Posted on 13 Aug 2019 by Charles Worrell
As a pen tester, I’m only as good as the tools at my disposal, the team by my side, and the handy skills in my back pocket. When it came time to conduct a Red Team Assessment, my team and I needed to combine all our special skill sets to test our client’s defenses.
The first thing we needed to do was to understand the client’s Internet footprint. This understanding would provide valuable intelligence for the rest of the engagement. We quickly identified network ranges and email addresses. We also visited Facebook, LinkedIn and other publicly accessible external data sources to see if we could find information that would help us gain access to the client’s network. Facebook actually showed a picture of an employee wearing an employee badge, providing our team with an opportunity to recreate the look and feel of employee badges before we stepped foot on premises.
As we continued to probe for information, we were careful not to trip any detection method the client might have set up. Avoiding detection meant avoiding any type of vulnerability scanning and most automated tools, except for the most common ones that organizations see on a regular basis.
External penetration test
The next step was to use the information we gained through reconnaissance and identify potential targets for exploitation. We set up three different compromise attempts to phish for company information. See our three phishing campaigns described in this case study.
Next up: physical entry to the building. If we got in, the team was ready to run an attack on the internal network.
How did we physically infiltrate the building and network?
In this infographic, see each step we took to gain physical access to the client’s network. The illustration shows how we launched a social engineering attack on premises. Click here to expand our Pen Testing Case Study Infographic for Financial Services..
Step 1: Tailgate an Employee
- The path of least resistance was the stairwell because it wasn’t actively monitored. After an initial survey of the premises, our team left and came back several hours later to tailgate an employee via the stairwell.
Step 2: Find a Room and Start Testing
- After locating an open conference room, we continued network intrusion attempts and discovered sensitive network infrastructure information. We were able to compromise internal file shares and gain access to sensitive information while remaining undetected.
Step 3: Remain Undetected
- When a security guard approached us, we said we were waiting for a co-worker. The guard let us go without checking our badges or asking for asking for any identification.
Step 4: Access the Network
- Our team went to another floor to gain network access. We achieved some elevated access but didn’t have the permissions to dump plaintext credentials. We made one last attempt to import a command and control script – but once it was discovered by the client’s SOC team, we closed our testing attempts.
Despite limited success, tough to gain access
We give the client credit: they didn’t have vulnerable external devices and network services that we could easily exploit from the Internet.

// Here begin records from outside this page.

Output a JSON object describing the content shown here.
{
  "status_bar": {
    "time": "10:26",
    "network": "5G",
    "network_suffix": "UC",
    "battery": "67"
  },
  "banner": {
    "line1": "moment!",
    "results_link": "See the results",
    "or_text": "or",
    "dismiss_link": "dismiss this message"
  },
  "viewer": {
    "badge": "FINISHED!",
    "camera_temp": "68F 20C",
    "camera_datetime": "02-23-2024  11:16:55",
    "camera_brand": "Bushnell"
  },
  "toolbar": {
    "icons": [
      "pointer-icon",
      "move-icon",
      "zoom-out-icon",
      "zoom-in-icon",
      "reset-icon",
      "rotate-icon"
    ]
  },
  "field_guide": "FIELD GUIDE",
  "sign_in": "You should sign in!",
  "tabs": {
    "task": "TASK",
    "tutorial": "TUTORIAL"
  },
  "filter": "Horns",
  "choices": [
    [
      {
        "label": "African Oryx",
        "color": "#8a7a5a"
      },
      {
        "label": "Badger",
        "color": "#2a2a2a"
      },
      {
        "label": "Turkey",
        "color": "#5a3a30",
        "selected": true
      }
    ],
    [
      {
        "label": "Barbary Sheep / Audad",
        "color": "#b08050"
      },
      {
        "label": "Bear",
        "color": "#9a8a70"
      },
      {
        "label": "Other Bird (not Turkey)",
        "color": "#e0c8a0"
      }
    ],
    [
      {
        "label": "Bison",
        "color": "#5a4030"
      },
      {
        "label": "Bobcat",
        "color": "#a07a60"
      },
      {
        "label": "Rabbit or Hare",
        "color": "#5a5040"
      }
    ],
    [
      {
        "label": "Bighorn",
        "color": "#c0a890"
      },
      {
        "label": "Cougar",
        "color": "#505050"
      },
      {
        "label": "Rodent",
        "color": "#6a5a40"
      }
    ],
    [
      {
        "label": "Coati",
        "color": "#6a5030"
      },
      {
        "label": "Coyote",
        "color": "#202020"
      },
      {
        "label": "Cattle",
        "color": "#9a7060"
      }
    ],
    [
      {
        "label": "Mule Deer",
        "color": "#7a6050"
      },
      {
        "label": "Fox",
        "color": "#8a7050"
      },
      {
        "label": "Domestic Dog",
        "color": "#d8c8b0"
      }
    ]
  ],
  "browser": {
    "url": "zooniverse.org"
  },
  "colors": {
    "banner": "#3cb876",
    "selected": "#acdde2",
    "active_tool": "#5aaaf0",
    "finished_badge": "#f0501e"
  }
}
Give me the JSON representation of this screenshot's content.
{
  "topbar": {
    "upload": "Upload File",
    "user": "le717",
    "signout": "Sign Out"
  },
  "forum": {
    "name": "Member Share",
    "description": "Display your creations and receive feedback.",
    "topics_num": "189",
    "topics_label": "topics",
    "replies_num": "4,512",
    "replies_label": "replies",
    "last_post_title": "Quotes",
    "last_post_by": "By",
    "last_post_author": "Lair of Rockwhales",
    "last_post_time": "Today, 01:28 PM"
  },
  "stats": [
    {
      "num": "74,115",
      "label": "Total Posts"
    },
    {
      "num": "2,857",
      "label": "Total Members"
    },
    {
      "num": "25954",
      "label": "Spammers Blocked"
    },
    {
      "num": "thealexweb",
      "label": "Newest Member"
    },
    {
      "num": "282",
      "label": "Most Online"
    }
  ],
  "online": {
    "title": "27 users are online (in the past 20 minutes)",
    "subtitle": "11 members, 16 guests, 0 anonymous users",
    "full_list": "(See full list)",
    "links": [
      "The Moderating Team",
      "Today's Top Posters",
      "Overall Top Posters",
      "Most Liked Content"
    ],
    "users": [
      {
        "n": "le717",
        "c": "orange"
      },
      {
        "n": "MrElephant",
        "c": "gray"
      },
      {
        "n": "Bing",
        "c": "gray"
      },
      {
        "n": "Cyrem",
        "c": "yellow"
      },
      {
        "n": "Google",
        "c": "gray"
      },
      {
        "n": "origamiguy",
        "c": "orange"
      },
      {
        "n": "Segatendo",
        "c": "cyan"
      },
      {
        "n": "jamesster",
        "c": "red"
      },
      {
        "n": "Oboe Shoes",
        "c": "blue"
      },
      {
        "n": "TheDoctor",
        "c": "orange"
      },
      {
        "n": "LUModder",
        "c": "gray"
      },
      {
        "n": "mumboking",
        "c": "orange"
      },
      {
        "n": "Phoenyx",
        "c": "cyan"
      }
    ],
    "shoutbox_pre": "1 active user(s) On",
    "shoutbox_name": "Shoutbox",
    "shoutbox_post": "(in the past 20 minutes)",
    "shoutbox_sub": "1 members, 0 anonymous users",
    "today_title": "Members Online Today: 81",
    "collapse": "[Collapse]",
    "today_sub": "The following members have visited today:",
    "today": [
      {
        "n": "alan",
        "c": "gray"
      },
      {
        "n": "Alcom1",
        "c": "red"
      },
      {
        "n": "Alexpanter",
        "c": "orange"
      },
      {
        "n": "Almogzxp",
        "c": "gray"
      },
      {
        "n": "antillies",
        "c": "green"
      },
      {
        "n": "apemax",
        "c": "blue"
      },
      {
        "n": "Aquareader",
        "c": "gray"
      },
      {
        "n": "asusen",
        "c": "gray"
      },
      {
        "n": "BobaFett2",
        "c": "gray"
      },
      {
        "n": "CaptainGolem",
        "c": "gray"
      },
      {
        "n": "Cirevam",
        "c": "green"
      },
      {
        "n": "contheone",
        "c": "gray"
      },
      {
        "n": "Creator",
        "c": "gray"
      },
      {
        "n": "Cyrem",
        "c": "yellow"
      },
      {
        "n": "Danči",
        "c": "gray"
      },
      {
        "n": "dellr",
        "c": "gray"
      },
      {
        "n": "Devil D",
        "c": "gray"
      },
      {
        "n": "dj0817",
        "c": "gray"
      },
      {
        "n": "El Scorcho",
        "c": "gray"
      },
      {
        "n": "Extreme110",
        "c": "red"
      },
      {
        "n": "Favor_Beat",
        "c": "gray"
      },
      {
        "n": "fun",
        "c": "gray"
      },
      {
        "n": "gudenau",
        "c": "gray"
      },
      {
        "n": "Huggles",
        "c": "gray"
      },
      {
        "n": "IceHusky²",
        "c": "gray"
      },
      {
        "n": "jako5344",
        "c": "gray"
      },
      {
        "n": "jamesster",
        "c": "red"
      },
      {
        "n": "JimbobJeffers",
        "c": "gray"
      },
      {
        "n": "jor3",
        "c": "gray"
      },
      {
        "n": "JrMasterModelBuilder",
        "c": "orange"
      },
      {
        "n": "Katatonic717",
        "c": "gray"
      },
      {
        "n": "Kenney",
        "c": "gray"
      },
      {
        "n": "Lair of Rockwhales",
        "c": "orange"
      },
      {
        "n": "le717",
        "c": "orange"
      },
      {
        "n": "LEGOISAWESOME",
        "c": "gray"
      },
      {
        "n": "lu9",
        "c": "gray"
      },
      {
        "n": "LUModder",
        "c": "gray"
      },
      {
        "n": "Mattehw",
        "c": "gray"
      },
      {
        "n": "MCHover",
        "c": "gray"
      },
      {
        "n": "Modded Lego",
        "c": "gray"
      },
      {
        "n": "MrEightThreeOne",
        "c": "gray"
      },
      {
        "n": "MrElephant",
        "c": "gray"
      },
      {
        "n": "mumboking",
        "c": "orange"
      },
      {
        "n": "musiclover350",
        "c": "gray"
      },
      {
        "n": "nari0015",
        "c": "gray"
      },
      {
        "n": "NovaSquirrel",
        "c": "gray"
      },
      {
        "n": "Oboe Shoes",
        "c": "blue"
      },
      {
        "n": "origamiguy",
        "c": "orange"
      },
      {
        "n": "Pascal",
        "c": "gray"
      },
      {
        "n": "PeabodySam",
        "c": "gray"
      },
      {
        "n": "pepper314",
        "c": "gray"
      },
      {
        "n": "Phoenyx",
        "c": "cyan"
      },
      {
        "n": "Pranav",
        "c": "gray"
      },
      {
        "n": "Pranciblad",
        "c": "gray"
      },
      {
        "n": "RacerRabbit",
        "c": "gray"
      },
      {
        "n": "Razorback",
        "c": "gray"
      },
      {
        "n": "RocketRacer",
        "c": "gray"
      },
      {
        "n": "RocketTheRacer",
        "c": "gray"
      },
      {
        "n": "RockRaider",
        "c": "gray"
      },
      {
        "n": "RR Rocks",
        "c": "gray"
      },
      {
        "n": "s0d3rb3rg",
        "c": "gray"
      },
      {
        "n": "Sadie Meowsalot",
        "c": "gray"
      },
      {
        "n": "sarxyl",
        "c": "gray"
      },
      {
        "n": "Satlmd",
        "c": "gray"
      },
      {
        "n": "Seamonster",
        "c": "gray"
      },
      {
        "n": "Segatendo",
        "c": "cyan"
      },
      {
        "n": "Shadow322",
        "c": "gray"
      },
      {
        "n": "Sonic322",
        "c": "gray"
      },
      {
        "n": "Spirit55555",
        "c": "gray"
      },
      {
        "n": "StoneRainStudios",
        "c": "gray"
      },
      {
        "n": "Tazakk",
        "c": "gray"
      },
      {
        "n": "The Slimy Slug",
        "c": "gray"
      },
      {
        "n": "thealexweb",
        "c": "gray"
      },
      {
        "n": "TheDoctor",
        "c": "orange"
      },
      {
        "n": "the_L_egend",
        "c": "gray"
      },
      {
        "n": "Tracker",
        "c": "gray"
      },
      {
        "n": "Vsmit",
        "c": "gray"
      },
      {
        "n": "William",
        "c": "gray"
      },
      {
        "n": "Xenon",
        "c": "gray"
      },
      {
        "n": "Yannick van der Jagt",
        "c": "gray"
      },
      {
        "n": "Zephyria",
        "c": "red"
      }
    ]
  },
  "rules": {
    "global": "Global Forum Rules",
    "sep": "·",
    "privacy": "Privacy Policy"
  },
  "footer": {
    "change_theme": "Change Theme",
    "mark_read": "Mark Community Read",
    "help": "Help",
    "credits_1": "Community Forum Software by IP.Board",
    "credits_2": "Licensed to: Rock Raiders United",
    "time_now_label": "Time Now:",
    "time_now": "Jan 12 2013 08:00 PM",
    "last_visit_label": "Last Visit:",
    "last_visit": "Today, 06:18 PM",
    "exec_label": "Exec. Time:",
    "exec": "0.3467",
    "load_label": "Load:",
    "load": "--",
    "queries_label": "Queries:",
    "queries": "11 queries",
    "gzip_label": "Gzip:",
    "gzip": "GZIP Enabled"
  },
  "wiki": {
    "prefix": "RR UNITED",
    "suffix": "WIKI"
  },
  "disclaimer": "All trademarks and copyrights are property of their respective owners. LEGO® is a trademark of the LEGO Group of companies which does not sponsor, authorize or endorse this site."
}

They made it tough for us to gain access to their network.
Still, we were able to gain entry to the client’s internal network by using a convincing remote social engineering campaign and spear phishing a very small targeted set of users. Moreover, we were also able to gain access to their internal network on a second occasion by physically compromising one of their facilities.